Even as a young and very fervent Catholic lass, I loved me some Halloween. Usually I went as a cat or something. Even into my teens I went trick-or-treating, a custom that died only in high school when I discovered Halloween parties instead. Halloween was a sort of one-night Venetian Carnevale–just one night out of the year when expectations were up-ended, when I could act out, eat ridiculously unhealthy things, and be foolish, and nobody would judge because we were all too busy having fun. I didn’t go in for the pranks and minor vandalism that some did, but the rest of it was mine, all mine.
I didn’t see the holiday as incompatible at all with my faith. Rather, I saw the holiday as a necessary blowing off of steam before the more somber day to follow on November 1st. It was a “Night on Bald Mountain” that ended just like in Fantasia with the ringing of church bells.
I admit it blows my mind to see the lengths that many Christians today will go to in order to sterilize and sanitize their faith. Their religion isn’t like those “other” religions, those other weird strange pagan bacchanalian religions. It’s stripped of its passion, its wildness, its touch of madness. Their faith demands straight lines, uniformity, eyes front, hands on 10 and 2 on the wheel. It demands sterility, celibacy, no hint of human passion or exuberance. It demands everything be shrink-wrapped, controlled, and safe. Passion and exuberance are risky; they are suspicious. They cannot be approached without considerable preparation in advance, and if they can be denied altogether, so much the better.

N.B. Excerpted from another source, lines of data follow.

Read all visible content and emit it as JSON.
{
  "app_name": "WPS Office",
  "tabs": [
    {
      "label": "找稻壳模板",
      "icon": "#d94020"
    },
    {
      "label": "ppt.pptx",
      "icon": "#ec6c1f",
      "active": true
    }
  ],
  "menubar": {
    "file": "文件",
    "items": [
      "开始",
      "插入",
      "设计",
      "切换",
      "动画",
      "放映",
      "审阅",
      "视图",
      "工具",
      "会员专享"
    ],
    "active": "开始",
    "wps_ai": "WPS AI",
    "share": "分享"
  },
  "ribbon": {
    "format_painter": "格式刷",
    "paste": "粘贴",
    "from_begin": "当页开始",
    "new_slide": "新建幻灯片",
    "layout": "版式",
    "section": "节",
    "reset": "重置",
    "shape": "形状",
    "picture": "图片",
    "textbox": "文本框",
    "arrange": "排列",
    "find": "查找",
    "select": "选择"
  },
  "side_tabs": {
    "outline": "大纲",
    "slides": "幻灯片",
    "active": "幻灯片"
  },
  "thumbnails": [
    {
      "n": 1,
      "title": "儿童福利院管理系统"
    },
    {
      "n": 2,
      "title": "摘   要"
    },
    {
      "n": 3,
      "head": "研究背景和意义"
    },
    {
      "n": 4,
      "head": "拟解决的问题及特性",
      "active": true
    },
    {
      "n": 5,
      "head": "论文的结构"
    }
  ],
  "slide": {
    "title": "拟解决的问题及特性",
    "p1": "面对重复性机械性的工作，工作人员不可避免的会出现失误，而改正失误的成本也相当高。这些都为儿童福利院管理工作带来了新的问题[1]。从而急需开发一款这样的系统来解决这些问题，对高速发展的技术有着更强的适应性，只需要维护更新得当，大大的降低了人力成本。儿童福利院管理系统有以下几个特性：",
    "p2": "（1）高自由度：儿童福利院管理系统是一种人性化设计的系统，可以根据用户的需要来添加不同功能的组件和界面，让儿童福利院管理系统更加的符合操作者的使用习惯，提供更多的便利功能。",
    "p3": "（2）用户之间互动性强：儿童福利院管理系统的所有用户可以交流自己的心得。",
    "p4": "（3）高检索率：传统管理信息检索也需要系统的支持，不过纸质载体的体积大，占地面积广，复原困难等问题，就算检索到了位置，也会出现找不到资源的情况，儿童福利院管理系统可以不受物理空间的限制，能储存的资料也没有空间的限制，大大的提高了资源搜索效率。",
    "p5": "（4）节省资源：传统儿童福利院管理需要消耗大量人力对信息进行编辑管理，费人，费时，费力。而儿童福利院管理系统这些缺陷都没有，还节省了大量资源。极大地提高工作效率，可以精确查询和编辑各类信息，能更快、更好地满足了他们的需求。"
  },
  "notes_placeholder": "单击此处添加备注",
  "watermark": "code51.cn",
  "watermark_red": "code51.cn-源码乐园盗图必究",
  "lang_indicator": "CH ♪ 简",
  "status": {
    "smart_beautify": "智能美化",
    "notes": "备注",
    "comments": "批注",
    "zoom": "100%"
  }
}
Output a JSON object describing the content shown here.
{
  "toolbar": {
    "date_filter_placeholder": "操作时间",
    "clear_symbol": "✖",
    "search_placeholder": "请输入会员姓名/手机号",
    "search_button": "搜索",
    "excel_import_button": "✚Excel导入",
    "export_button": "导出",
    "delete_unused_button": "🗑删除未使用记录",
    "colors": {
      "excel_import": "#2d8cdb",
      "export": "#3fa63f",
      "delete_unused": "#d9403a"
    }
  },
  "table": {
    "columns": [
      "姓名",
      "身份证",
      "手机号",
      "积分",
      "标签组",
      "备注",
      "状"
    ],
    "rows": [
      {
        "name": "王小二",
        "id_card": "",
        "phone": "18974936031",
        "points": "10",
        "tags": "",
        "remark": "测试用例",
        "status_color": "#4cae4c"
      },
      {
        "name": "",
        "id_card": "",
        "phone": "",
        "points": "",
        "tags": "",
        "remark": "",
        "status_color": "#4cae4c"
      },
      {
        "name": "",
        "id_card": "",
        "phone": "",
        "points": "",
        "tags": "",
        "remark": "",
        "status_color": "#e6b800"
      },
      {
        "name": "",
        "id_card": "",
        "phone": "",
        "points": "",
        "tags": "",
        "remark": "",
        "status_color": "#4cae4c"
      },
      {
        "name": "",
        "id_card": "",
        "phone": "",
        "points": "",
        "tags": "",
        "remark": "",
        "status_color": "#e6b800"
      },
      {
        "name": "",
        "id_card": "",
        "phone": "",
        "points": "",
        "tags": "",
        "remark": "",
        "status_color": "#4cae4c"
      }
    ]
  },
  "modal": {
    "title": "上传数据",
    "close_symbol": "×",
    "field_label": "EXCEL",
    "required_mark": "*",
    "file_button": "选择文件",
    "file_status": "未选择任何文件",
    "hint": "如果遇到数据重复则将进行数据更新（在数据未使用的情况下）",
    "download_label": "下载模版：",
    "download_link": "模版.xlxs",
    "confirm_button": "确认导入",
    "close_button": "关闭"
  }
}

Such Christians know, though, that this festival is desirable to most people. So they try their best to imitate it. In the same way that vegetarians will sometimes reach for awful fake meats to somewhat sate their appetite for animal products, Christians are guilty often of trying to fake awesome things in a misguided attempt to tame them, to access a little of their magic without falling prey to the wildness they uneasily perceive within those ivy-strewn halls.
But the human spirit isn’t quite as easily controlled as that. We will have our passion, our wildness, our touch of madness. We see the efforts to tame and control Christianity and laugh at its “Harvest Festivals” and its demands that kids dress up not as Autobots and Spider-Men/Women and Darth Vader Princesses, but as saints from the Bible. In the same way that “Christian music” and “Christian movies” are just like regular music and movies except cheesier, more formulaic, and less passionate, in the same way that the adjective “Christian” has become a synonym for something that was once fun but has now been defanged and gutted to the point that it’s not even worth watching or doing, these attempts to turn Halloween into something nice and sterile–into something nice and safe–are destined to fail.
These “Harvest Festivals” will never be as fun as a wild night roaming a “haunted house” or dancing at a great party with dry-ice-festooned red cups in hand. These rooms of usually-mortified children dressed up as saints like they’re about to be in Christmas plays when they know their friends are superheroes and Darth Vader Princesses, reciting Bible verses when they know their friends are having near-hysterical amounts of fun during one of the greatest celebrations of the human spirit we’ve got right now, will never be anything but embarrassing, humiliating memories of how the adults tried their best to imitate the real thing–of how the adults, trying their best to flee the scary boogeyman of “Low Christianity,” ended up inadvertently making an even lower form of it.
Let’s hear it for wildness!